Libertarians Come To Defense of E-Cigarette Freedom

It’s no secret that principles are in short supply among politicians of all party affiliations and ideological stripes. You just need to look at the White House to see this phenomenon in action–President Barack Obama ran for the White House on a platform of ‘peace’ and ‘rolling back Bush era civil liberties abuses’. Once he got in office, however, he expanded the reach of the endless ‘war on terror’ and used it to justify further erosion of personal freedom. While ‘Obama: Peace’ bumper stickers faded on countless Prius cars owned by members of the progressive left he became synonymous with drone warfare worldwide. The concept extended to the major political parties–Republicans who defended Bush’s actions in the “War on Terror’ have been critical of Obama while Democrats who decried Dubya as a ‘war criminal’ and silently complicit as the current President does the same thing.

The fact that lust for power trumps principles in modern politics is nothing new and is one of the reasons that the ‘usual suspects’ who railed against cigarettes and ‘second hand smoke’ are now attacking e-cigarettes despite little evidence of harm and confounding logic. The playbook is very familiar–claim that you’re restricting freedoms for adults for the ‘good of the children’ and trite concepts like logic and evidence go out the window. E-cigarettes are the latest opportunity for meddling politicians to restrict freedom while feigning concern for ‘public health’.

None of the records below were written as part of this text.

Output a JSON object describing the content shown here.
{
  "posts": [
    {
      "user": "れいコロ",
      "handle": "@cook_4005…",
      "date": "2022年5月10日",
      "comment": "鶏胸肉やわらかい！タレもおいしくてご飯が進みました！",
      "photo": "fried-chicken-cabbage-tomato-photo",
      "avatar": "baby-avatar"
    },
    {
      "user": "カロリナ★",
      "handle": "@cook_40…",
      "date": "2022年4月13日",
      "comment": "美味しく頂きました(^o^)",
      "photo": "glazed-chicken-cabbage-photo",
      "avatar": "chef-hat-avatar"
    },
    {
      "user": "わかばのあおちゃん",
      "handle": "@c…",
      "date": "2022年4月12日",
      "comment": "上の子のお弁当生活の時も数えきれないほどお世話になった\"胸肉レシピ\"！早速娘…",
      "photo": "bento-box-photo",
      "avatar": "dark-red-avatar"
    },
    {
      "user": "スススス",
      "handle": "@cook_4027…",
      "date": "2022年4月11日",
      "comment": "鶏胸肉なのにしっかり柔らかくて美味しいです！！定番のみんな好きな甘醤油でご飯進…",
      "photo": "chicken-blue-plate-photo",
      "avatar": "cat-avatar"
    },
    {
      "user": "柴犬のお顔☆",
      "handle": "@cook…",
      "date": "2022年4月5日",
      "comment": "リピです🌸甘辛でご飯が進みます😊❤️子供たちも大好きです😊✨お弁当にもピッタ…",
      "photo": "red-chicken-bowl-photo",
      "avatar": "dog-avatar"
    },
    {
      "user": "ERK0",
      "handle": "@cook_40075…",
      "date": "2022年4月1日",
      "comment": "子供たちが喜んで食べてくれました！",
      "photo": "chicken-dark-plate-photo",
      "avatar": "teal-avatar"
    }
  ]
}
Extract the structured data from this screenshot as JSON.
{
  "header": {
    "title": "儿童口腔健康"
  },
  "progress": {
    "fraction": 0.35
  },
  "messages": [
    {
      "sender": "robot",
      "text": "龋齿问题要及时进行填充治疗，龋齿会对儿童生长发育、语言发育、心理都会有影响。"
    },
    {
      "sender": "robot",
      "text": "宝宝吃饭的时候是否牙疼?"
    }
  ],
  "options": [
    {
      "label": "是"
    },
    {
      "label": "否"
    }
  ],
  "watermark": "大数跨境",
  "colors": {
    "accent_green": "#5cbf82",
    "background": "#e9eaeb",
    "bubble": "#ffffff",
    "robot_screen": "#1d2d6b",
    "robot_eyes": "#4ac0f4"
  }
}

There is some blowback among Libertarian thinkers, however. A recent article on the website of the Libertarian journal REASON bemoaned the fact that the FDA was preparing to “irrationally decides to treat e-cigarettes as a menace to public health.” The article went on to expose the true motives of the anti e-cigarette crowd–a desire to regulate and control which is completely overshadowing any interest in public health or personal freedom.

While the Libertarian position is right on the money they’re a lone voice in the ideological wilderness. The major political parties are quick to talk about keeping the economy free of burdensome regulation and limiting the size and scope of government on the right or keeping the government out of personal lives on the left but they have no problem doing just the opposite if it’ll score them some political points.